Segment Start: SUPPLIED ENTRIES
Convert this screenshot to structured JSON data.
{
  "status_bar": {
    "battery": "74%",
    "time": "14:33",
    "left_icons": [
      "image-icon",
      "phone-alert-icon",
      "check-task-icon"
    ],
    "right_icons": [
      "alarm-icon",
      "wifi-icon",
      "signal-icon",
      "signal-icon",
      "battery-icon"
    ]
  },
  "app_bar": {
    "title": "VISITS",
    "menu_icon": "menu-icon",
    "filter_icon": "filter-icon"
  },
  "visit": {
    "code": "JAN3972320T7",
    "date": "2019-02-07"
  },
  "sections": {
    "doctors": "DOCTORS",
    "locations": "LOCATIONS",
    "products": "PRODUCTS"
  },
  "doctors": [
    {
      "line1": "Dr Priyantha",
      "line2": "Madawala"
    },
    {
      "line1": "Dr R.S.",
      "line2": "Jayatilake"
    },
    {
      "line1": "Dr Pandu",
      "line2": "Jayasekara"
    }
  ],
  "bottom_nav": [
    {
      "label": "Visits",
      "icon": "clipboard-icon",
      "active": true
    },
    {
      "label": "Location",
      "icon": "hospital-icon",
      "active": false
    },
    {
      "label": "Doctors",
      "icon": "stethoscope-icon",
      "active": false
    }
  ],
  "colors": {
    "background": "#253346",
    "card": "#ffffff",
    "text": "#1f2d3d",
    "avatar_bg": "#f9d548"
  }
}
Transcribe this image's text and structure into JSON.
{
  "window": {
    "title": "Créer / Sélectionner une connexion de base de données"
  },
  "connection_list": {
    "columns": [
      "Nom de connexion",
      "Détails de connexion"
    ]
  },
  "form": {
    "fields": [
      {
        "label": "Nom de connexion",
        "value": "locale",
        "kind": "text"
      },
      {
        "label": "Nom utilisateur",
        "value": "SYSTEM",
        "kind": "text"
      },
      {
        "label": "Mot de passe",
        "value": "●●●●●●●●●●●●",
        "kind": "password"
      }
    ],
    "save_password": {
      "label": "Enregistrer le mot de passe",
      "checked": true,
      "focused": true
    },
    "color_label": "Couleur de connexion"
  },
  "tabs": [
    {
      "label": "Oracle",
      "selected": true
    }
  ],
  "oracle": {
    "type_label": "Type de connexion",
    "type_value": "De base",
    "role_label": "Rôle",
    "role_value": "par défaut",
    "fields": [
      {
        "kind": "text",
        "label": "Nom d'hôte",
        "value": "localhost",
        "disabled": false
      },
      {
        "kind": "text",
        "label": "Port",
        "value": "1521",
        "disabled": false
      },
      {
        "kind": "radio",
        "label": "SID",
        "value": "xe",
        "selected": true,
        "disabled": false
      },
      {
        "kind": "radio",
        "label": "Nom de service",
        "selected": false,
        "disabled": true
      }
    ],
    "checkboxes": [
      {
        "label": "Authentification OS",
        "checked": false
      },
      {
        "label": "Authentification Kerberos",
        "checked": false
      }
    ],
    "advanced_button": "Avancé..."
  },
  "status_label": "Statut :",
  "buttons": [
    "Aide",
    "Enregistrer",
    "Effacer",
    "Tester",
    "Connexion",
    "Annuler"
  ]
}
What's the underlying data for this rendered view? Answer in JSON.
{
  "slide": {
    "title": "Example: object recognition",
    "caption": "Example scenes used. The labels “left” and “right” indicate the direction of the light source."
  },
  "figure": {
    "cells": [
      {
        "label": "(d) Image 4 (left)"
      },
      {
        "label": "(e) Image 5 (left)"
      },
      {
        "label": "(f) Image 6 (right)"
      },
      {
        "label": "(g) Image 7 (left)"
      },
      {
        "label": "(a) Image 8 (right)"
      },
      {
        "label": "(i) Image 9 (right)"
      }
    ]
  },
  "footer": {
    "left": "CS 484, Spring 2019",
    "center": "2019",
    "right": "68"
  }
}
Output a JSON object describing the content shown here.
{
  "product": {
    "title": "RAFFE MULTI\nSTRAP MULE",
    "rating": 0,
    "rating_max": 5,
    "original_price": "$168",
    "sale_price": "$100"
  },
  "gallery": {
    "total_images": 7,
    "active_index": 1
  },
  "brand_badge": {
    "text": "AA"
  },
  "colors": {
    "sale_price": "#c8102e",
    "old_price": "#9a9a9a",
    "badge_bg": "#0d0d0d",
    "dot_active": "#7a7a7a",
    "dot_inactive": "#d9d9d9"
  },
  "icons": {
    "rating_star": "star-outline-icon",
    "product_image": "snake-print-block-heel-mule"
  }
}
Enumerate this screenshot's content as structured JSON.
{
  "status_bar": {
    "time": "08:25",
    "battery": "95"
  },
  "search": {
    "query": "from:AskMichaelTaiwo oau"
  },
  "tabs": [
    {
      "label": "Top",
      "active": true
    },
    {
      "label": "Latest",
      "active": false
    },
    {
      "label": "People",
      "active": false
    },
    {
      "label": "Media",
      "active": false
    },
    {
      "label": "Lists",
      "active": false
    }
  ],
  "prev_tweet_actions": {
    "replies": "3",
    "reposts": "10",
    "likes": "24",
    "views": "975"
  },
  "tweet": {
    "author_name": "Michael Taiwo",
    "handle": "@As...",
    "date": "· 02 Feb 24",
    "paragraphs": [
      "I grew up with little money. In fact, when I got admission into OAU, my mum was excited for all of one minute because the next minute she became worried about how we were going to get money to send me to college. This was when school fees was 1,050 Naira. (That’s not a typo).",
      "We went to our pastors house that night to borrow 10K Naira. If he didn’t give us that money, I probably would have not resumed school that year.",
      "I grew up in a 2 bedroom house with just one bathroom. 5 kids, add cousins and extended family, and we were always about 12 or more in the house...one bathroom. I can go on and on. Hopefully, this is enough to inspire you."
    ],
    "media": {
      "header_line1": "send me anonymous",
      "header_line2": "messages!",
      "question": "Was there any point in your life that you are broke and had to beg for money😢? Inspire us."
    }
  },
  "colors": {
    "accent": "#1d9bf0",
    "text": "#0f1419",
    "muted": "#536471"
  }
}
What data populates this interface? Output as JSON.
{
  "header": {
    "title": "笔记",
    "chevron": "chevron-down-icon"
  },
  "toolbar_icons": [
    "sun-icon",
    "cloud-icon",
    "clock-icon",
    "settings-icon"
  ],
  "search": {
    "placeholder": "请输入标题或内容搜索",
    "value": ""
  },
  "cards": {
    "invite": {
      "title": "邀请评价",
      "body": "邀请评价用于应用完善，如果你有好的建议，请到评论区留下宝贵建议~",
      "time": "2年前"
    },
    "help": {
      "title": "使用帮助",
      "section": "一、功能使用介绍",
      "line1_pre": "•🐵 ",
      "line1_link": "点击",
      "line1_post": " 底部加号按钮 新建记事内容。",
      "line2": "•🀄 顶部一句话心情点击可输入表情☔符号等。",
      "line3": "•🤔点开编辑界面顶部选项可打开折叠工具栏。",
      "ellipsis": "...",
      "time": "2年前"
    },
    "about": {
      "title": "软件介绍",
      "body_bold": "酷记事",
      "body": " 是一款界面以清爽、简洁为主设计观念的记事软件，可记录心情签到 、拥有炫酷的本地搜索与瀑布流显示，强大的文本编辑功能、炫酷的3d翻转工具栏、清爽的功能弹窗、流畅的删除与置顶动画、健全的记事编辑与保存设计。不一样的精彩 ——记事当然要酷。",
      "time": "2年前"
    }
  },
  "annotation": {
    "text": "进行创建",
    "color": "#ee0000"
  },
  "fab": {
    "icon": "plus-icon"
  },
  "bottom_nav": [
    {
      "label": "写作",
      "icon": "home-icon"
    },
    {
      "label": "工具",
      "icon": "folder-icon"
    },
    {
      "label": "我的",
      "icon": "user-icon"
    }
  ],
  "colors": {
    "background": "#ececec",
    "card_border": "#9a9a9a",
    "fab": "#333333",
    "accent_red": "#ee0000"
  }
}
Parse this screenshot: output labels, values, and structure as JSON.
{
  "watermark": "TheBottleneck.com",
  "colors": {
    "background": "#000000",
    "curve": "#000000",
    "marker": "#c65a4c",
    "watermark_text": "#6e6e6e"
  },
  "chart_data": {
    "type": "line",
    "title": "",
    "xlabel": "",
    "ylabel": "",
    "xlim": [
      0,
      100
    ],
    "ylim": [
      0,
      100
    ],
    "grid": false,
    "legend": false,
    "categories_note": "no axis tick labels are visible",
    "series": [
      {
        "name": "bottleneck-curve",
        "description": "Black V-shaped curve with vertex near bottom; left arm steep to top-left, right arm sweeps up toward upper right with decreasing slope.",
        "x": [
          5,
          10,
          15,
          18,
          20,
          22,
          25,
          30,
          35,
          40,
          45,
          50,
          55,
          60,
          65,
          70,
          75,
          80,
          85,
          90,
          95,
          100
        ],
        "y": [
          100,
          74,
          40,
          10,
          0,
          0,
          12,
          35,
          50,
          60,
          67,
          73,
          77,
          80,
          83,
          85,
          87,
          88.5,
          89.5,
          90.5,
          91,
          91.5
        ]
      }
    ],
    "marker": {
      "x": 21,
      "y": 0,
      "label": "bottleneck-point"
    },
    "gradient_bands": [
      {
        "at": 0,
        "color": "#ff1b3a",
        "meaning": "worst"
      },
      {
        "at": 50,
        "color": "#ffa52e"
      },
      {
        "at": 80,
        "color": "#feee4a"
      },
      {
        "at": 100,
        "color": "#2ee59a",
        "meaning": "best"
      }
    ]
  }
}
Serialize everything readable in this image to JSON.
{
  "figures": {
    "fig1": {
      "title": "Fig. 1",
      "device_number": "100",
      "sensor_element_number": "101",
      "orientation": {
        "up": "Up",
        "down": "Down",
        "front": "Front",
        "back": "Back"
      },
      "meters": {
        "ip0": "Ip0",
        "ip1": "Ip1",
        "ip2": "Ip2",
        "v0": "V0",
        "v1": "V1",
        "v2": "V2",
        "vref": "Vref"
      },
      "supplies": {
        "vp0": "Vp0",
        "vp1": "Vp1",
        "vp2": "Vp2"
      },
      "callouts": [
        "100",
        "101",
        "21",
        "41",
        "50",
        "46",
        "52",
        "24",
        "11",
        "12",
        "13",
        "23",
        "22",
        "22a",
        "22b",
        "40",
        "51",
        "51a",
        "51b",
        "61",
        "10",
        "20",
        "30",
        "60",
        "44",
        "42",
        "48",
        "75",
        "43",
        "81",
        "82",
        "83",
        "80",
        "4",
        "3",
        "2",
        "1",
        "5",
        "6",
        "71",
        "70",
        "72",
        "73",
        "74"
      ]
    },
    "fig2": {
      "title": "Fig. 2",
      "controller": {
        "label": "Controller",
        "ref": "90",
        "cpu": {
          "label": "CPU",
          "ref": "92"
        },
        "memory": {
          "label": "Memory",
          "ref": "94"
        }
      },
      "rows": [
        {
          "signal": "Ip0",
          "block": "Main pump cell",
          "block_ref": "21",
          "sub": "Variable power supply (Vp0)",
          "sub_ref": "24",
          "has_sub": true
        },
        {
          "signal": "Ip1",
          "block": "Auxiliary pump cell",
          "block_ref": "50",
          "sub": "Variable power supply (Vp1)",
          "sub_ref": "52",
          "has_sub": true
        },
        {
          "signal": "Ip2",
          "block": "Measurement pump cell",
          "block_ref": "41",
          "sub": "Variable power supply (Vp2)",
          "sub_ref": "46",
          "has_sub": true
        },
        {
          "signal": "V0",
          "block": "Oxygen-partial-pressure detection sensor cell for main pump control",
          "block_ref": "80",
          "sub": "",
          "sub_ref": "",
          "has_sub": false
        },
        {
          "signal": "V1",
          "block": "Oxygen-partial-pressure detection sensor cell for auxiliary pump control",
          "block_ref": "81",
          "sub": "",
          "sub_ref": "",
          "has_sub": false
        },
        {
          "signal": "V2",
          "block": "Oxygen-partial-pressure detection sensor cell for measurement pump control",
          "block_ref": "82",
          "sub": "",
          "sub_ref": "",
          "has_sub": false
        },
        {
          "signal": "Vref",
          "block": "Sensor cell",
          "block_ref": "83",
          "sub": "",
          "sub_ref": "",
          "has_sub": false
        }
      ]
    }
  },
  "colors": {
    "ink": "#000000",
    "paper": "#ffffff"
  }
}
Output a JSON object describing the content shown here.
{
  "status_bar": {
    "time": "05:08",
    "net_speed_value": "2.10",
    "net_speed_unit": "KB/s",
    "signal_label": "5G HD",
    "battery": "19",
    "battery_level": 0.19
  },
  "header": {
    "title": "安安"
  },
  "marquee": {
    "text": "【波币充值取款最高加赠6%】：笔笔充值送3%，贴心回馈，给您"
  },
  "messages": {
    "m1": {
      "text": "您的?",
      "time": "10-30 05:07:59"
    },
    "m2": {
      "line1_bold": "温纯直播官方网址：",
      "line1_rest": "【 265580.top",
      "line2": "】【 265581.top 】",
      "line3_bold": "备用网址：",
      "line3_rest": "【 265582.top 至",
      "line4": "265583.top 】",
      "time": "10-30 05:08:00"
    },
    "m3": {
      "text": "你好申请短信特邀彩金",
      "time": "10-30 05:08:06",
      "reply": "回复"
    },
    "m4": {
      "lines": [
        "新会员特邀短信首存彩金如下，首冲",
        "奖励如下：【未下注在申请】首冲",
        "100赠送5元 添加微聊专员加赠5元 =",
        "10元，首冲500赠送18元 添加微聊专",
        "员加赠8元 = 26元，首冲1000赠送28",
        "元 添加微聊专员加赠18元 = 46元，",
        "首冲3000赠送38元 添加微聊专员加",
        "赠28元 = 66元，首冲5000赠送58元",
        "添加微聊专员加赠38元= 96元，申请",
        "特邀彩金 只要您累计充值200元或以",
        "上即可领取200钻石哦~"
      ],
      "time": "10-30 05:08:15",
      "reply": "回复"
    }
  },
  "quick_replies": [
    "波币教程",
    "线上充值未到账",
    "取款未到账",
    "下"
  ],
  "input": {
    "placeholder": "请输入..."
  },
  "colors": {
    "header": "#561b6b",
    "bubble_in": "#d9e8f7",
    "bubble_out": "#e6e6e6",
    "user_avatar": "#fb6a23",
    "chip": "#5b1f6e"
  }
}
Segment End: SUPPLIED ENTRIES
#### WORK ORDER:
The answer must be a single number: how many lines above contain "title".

#### EXERCISE OUTPUT:
12